During our Sunday lesson on Mental Health and the Gospel, my husband pulled out and read a scripture that we hadn’t initially discussed together.
It was from the Book of Mormon, more specifically the book of Mormon (ha!), chapter 8, verse 16. In context, this verse refers to the scriptures being brought forth in our day, but he obviously compared it to mental health and mental illness.
16 And blessed be he that shall bring this thing to light; for it shall be brought out of darkness unto light, according to the word of God; yea, it shall be brought out of the earth, and it shall shine forth out of darkness, and come unto the knowledge of the people; and it shall be done by the power of God.
For our purposes, let’s focus on a few key phrases.
“blessed be he that shall bring this thing to light”
Mental illness is often kept in the shadows. Thanks to pride, fear, and the prevalence of stigmas against the mentally ill and mental illness in general, it’s not usually something that people are open about. I like this idea that it is a blessing to bring our mental health issues to light. Once they are in the light, we can get the appropriate care and feel more confident in who we are.
“for it shall be brought out of darkness unto light”
Having a mental illness does not mean that we have to live in darkness. Often, the mental illness itself will tell us that we are alone, that no one understands us, and that we ought to feel secluded and hopeless. But we do not have to allow the mental illness to lie to us. We can make the choice to move out of darkness and into the light.
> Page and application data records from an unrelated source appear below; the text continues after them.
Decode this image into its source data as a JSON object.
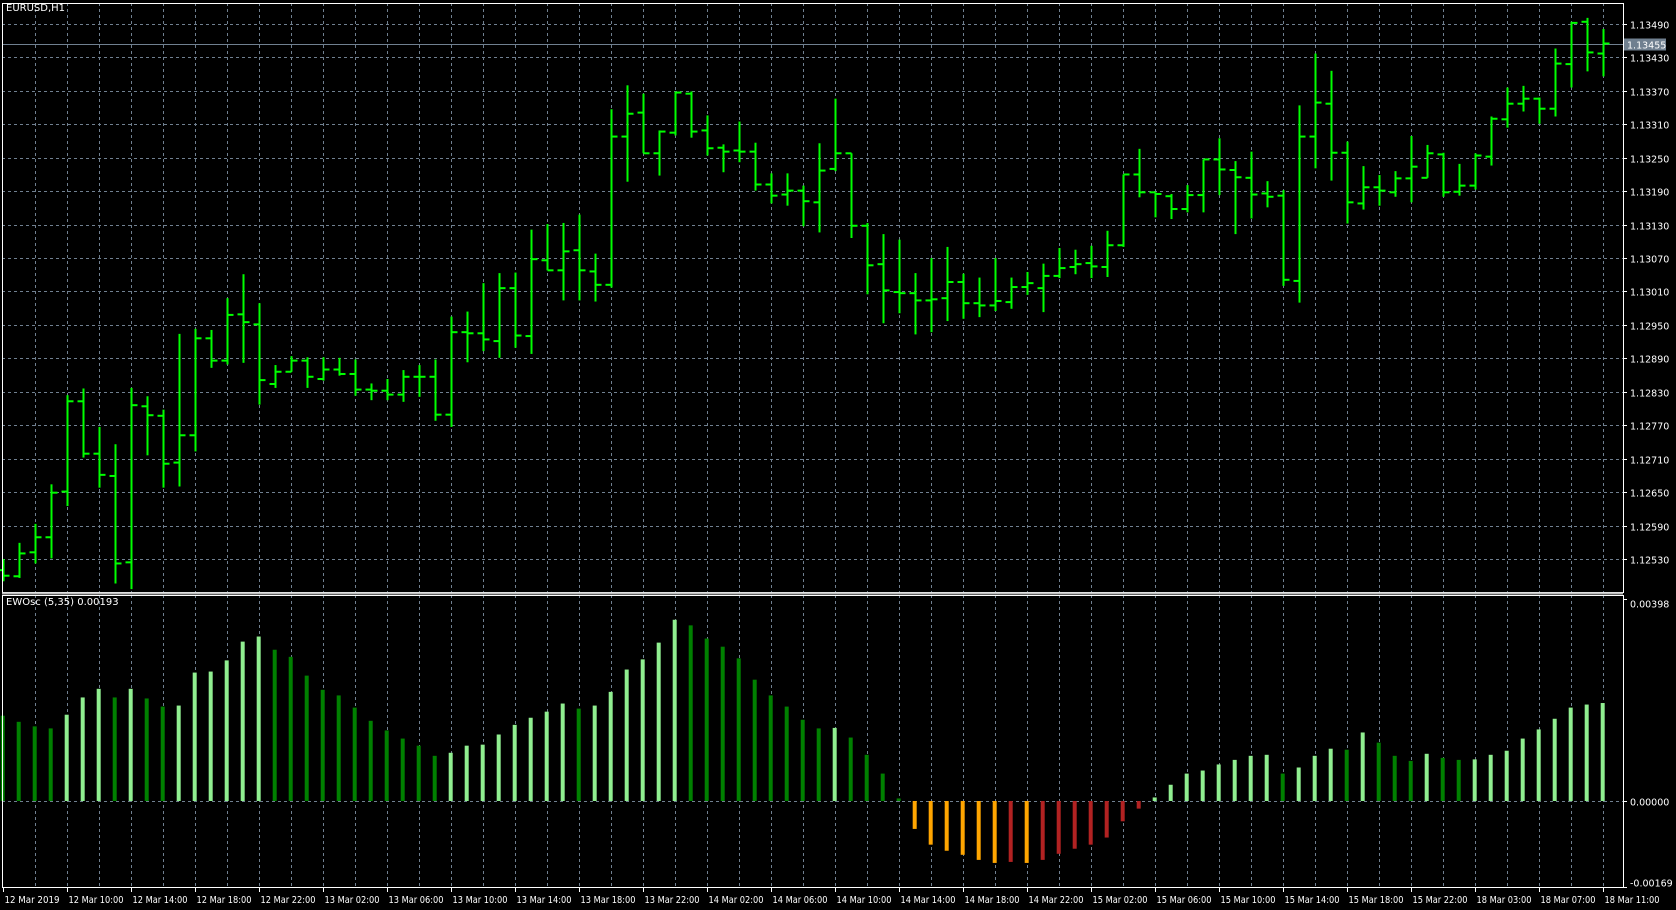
{
  "header": {
    "symbol_timeframe": "EURUSD,H1"
  },
  "indicator": {
    "label": "EWOsc (5,35) 0.00193"
  },
  "colors": {
    "background": "#000000",
    "grid": "#708090",
    "bar": "#00ff00",
    "axis": "#ffffff",
    "osc_up_positive": "#90ee90",
    "osc_down_positive": "#008000",
    "osc_down_negative": "#ffa500",
    "osc_up_negative": "#b22222",
    "current_price_label_bg": "#708090"
  },
  "chart_data": [
    {
      "type": "ohlc",
      "title": "EURUSD,H1",
      "ylim": [
        1.125,
        1.1352
      ],
      "y_ticks": [
        "1.13490",
        "1.13430",
        "1.13370",
        "1.13310",
        "1.13250",
        "1.13190",
        "1.13130",
        "1.13070",
        "1.13010",
        "1.12950",
        "1.12890",
        "1.12830",
        "1.12770",
        "1.12710",
        "1.12650",
        "1.12590",
        "1.12530"
      ],
      "current_price": "1.13455",
      "x_ticks": [
        {
          "bar": 0,
          "label": "12 Mar 2019"
        },
        {
          "bar": 4,
          "label": "12 Mar 10:00"
        },
        {
          "bar": 8,
          "label": "12 Mar 14:00"
        },
        {
          "bar": 12,
          "label": "12 Mar 18:00"
        },
        {
          "bar": 16,
          "label": "12 Mar 22:00"
        },
        {
          "bar": 20,
          "label": "13 Mar 02:00"
        },
        {
          "bar": 24,
          "label": "13 Mar 06:00"
        },
        {
          "bar": 28,
          "label": "13 Mar 10:00"
        },
        {
          "bar": 32,
          "label": "13 Mar 14:00"
        },
        {
          "bar": 36,
          "label": "13 Mar 18:00"
        },
        {
          "bar": 40,
          "label": "13 Mar 22:00"
        },
        {
          "bar": 44,
          "label": "14 Mar 02:00"
        },
        {
          "bar": 48,
          "label": "14 Mar 06:00"
        },
        {
          "bar": 52,
          "label": "14 Mar 10:00"
        },
        {
          "bar": 56,
          "label": "14 Mar 14:00"
        },
        {
          "bar": 60,
          "label": "14 Mar 18:00"
        },
        {
          "bar": 64,
          "label": "14 Mar 22:00"
        },
        {
          "bar": 68,
          "label": "15 Mar 02:00"
        },
        {
          "bar": 72,
          "label": "15 Mar 06:00"
        },
        {
          "bar": 76,
          "label": "15 Mar 10:00"
        },
        {
          "bar": 80,
          "label": "15 Mar 14:00"
        },
        {
          "bar": 84,
          "label": "15 Mar 18:00"
        },
        {
          "bar": 88,
          "label": "15 Mar 22:00"
        },
        {
          "bar": 92,
          "label": "18 Mar 03:00"
        },
        {
          "bar": 96,
          "label": "18 Mar 07:00"
        },
        {
          "bar": 100,
          "label": "18 Mar 11:00"
        }
      ],
      "ohlc_fields": [
        "open",
        "high",
        "low",
        "close"
      ],
      "bars": [
        [
          1.1251,
          1.1253,
          1.1249,
          1.125
        ],
        [
          1.12499,
          1.12559,
          1.12496,
          1.1254
        ],
        [
          1.12542,
          1.12593,
          1.12522,
          1.12569
        ],
        [
          1.12569,
          1.12664,
          1.12531,
          1.12649
        ],
        [
          1.12651,
          1.12824,
          1.12625,
          1.12813
        ],
        [
          1.12813,
          1.12836,
          1.12712,
          1.12719
        ],
        [
          1.12719,
          1.12767,
          1.12658,
          1.12681
        ],
        [
          1.12679,
          1.12736,
          1.12486,
          1.12522
        ],
        [
          1.12524,
          1.12837,
          1.12476,
          1.12806
        ],
        [
          1.12804,
          1.12822,
          1.12716,
          1.12788
        ],
        [
          1.12787,
          1.12798,
          1.12658,
          1.12701
        ],
        [
          1.12703,
          1.12934,
          1.1266,
          1.12752
        ],
        [
          1.12752,
          1.12943,
          1.12723,
          1.12926
        ],
        [
          1.12926,
          1.12941,
          1.12873,
          1.12886
        ],
        [
          1.12886,
          1.12998,
          1.12879,
          1.12968
        ],
        [
          1.12969,
          1.13041,
          1.12882,
          1.12955
        ],
        [
          1.12951,
          1.12989,
          1.12807,
          1.12851
        ],
        [
          1.12844,
          1.12878,
          1.12837,
          1.12866
        ],
        [
          1.12866,
          1.12894,
          1.12866,
          1.12886
        ],
        [
          1.12886,
          1.12892,
          1.12837,
          1.12857
        ],
        [
          1.12853,
          1.12892,
          1.1285,
          1.1287
        ],
        [
          1.1287,
          1.12891,
          1.12859,
          1.12862
        ],
        [
          1.12862,
          1.12888,
          1.12823,
          1.12834
        ],
        [
          1.12834,
          1.12845,
          1.12815,
          1.12832
        ],
        [
          1.12832,
          1.12853,
          1.12815,
          1.12825
        ],
        [
          1.12825,
          1.12869,
          1.12812,
          1.12857
        ],
        [
          1.12857,
          1.12878,
          1.12821,
          1.12857
        ],
        [
          1.12857,
          1.12888,
          1.12778,
          1.12789
        ],
        [
          1.12789,
          1.12965,
          1.12767,
          1.12937
        ],
        [
          1.12937,
          1.12974,
          1.12883,
          1.12935
        ],
        [
          1.12935,
          1.13025,
          1.12903,
          1.12924
        ],
        [
          1.12921,
          1.13043,
          1.12891,
          1.13016
        ],
        [
          1.13016,
          1.13044,
          1.12909,
          1.12931
        ],
        [
          1.1293,
          1.13121,
          1.12898,
          1.13068
        ],
        [
          1.13066,
          1.13131,
          1.13048,
          1.13048
        ],
        [
          1.13048,
          1.13133,
          1.12994,
          1.13082
        ],
        [
          1.13084,
          1.13148,
          1.12994,
          1.13048
        ],
        [
          1.13046,
          1.13078,
          1.12992,
          1.13022
        ],
        [
          1.13022,
          1.13337,
          1.13017,
          1.13288
        ],
        [
          1.13288,
          1.1338,
          1.13207,
          1.13329
        ],
        [
          1.13331,
          1.13365,
          1.13258,
          1.13258
        ],
        [
          1.13258,
          1.13299,
          1.13218,
          1.13297
        ],
        [
          1.13295,
          1.13369,
          1.1329,
          1.13367
        ],
        [
          1.13365,
          1.13369,
          1.13286,
          1.13297
        ],
        [
          1.13299,
          1.13326,
          1.13254,
          1.13267
        ],
        [
          1.13268,
          1.13274,
          1.13224,
          1.13261
        ],
        [
          1.13263,
          1.13315,
          1.13242,
          1.13261
        ],
        [
          1.13261,
          1.13277,
          1.13191,
          1.13202
        ],
        [
          1.13202,
          1.13222,
          1.13168,
          1.13182
        ],
        [
          1.13184,
          1.13222,
          1.13164,
          1.13191
        ],
        [
          1.13191,
          1.132,
          1.13127,
          1.13172
        ],
        [
          1.1317,
          1.13276,
          1.13116,
          1.13227
        ],
        [
          1.1323,
          1.13356,
          1.13226,
          1.13258
        ],
        [
          1.13258,
          1.13258,
          1.13106,
          1.13128
        ],
        [
          1.13128,
          1.13133,
          1.13005,
          1.13057
        ],
        [
          1.13059,
          1.13113,
          1.12953,
          1.13012
        ],
        [
          1.13009,
          1.13103,
          1.12971,
          1.13007
        ],
        [
          1.13007,
          1.13043,
          1.12933,
          1.12994
        ],
        [
          1.12994,
          1.1307,
          1.12937,
          1.12996
        ],
        [
          1.12998,
          1.1309,
          1.12957,
          1.13027
        ],
        [
          1.13027,
          1.13042,
          1.12961,
          1.12989
        ],
        [
          1.12989,
          1.13035,
          1.12964,
          1.12985
        ],
        [
          1.12985,
          1.1307,
          1.12975,
          1.12993
        ],
        [
          1.12991,
          1.13035,
          1.12979,
          1.13018
        ],
        [
          1.13018,
          1.13045,
          1.13004,
          1.13025
        ],
        [
          1.13016,
          1.1306,
          1.12973,
          1.13038
        ],
        [
          1.13038,
          1.13088,
          1.13034,
          1.13052
        ],
        [
          1.13054,
          1.13085,
          1.13041,
          1.13059
        ],
        [
          1.13061,
          1.13092,
          1.13034,
          1.13055
        ],
        [
          1.13054,
          1.13119,
          1.13036,
          1.13093
        ],
        [
          1.13093,
          1.1322,
          1.1309,
          1.1322
        ],
        [
          1.1322,
          1.13266,
          1.13179,
          1.13188
        ],
        [
          1.13188,
          1.13188,
          1.13143,
          1.13185
        ],
        [
          1.13181,
          1.13185,
          1.1314,
          1.13158
        ],
        [
          1.13158,
          1.13201,
          1.13152,
          1.13183
        ],
        [
          1.13183,
          1.13247,
          1.13152,
          1.13247
        ],
        [
          1.13247,
          1.13285,
          1.13183,
          1.13229
        ],
        [
          1.13228,
          1.13244,
          1.13113,
          1.13215
        ],
        [
          1.13214,
          1.13261,
          1.13141,
          1.13184
        ],
        [
          1.13186,
          1.13208,
          1.13161,
          1.1318
        ],
        [
          1.13182,
          1.13192,
          1.1302,
          1.13031
        ],
        [
          1.13029,
          1.13344,
          1.1299,
          1.13288
        ],
        [
          1.13288,
          1.13437,
          1.13231,
          1.13349
        ],
        [
          1.13347,
          1.13406,
          1.13209,
          1.13259
        ],
        [
          1.13259,
          1.13279,
          1.13132,
          1.1317
        ],
        [
          1.13168,
          1.13235,
          1.13157,
          1.13197
        ],
        [
          1.13197,
          1.13219,
          1.13164,
          1.13191
        ],
        [
          1.13188,
          1.13226,
          1.1318,
          1.13213
        ],
        [
          1.13213,
          1.13289,
          1.1317,
          1.13234
        ],
        [
          1.13214,
          1.13273,
          1.13214,
          1.13258
        ],
        [
          1.13256,
          1.13259,
          1.1318,
          1.13188
        ],
        [
          1.13189,
          1.13239,
          1.13182,
          1.132
        ],
        [
          1.132,
          1.13258,
          1.13193,
          1.13254
        ],
        [
          1.13252,
          1.13324,
          1.13236,
          1.1332
        ],
        [
          1.13319,
          1.13376,
          1.13304,
          1.13347
        ],
        [
          1.13347,
          1.13379,
          1.13333,
          1.13356
        ],
        [
          1.13356,
          1.13358,
          1.13311,
          1.13338
        ],
        [
          1.13338,
          1.13446,
          1.13324,
          1.13419
        ],
        [
          1.13418,
          1.13494,
          1.13376,
          1.13492
        ],
        [
          1.13494,
          1.13501,
          1.13405,
          1.13439
        ],
        [
          1.13437,
          1.13481,
          1.13396,
          1.13455
        ]
      ]
    },
    {
      "type": "bar",
      "title": "EWOsc (5,35)",
      "ylim": [
        -0.00169,
        0.00398
      ],
      "y_ticks": [
        "0.00398",
        "0.00000",
        "-0.00169"
      ],
      "values": [
        0.00168,
        0.00156,
        0.00147,
        0.00143,
        0.0017,
        0.00204,
        0.00221,
        0.00204,
        0.00221,
        0.00202,
        0.00186,
        0.00188,
        0.00253,
        0.00255,
        0.00277,
        0.00314,
        0.00324,
        0.00298,
        0.00284,
        0.00247,
        0.00219,
        0.00208,
        0.00184,
        0.00158,
        0.00139,
        0.00123,
        0.00109,
        0.00089,
        0.00095,
        0.00109,
        0.00111,
        0.00131,
        0.0015,
        0.00164,
        0.00176,
        0.00192,
        0.00182,
        0.00188,
        0.00215,
        0.00259,
        0.00279,
        0.00312,
        0.00357,
        0.00346,
        0.0032,
        0.00304,
        0.00281,
        0.00239,
        0.00208,
        0.00186,
        0.0016,
        0.00143,
        0.00144,
        0.00125,
        0.00091,
        0.00054,
        5e-05,
        -0.00055,
        -0.00086,
        -0.00098,
        -0.00106,
        -0.00116,
        -0.00122,
        -0.0012,
        -0.00122,
        -0.00116,
        -0.00104,
        -0.00094,
        -0.00086,
        -0.00072,
        -0.0004,
        -0.00015,
        7e-05,
        0.00032,
        0.00054,
        0.0006,
        0.00072,
        0.00081,
        0.00089,
        0.00091,
        0.00054,
        0.00066,
        0.00089,
        0.00103,
        0.00101,
        0.00135,
        0.00115,
        0.00089,
        0.00079,
        0.00093,
        0.00085,
        0.00081,
        0.00082,
        0.00091,
        0.00099,
        0.00123,
        0.00141,
        0.00162,
        0.00184,
        0.0019,
        0.00193
      ]
    }
  ]
}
Get over the idea that it takes so much courage. It just takes a step. And maybe another step. In fact, take as many steps as you need. But don’t feel like you aren’t brave enough to be in the light. Just do it and see what happens.
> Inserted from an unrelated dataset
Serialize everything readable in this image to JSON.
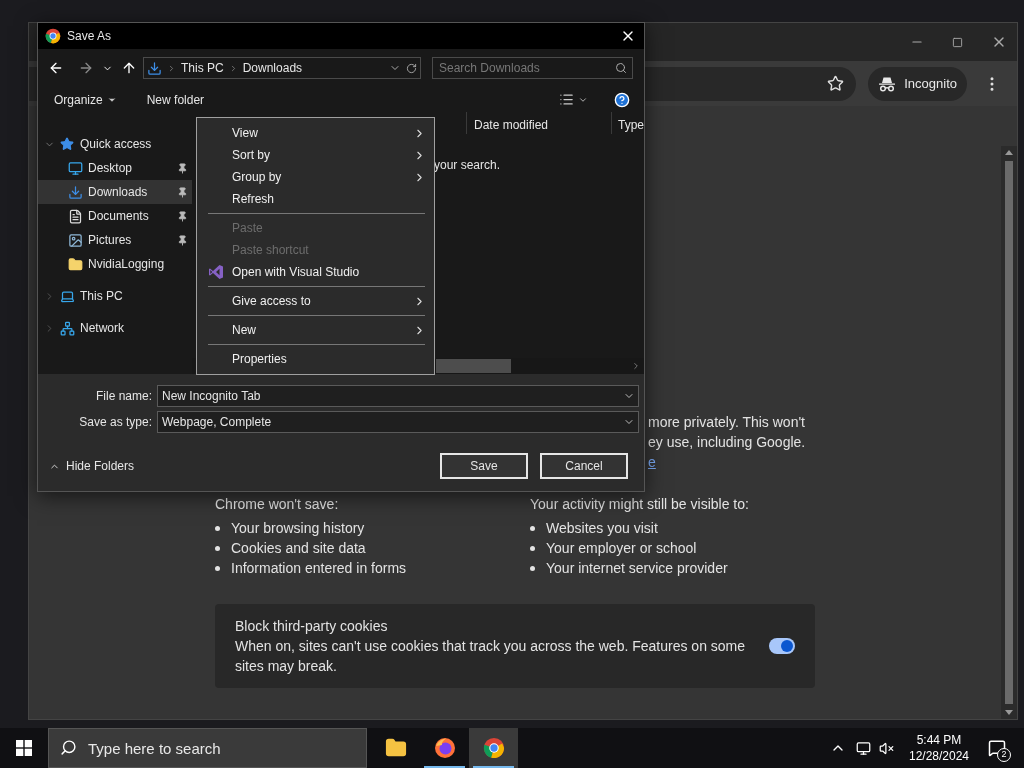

“and it shall shine forth out of darkness, and come unto the knowledge of the people”
Don’t let your mental health fester in the dark. Let it shine forth. This may seem a little weird, letting a mental illness “shine forth out of darkness.” For a long time, I considered my OCD something awful, something I wished I could erase from my life somehow. I mean, I still don’t love it, obviously. It’s the worst. But it is something that has brought me amazing opportunities to help others and use my other talents and gifts in a positive way. (See: this blog, my articles on the Mighty, the lesson we gave in Church, etc.).
We can see our challenges and even our mental health as something that ought to be hidden away, ignored, and simply gotten over, or we can bring them “out of darkness” and let them “shine forth” and show us how we can move forward and help others and ourselves. The choice is ours. It always is.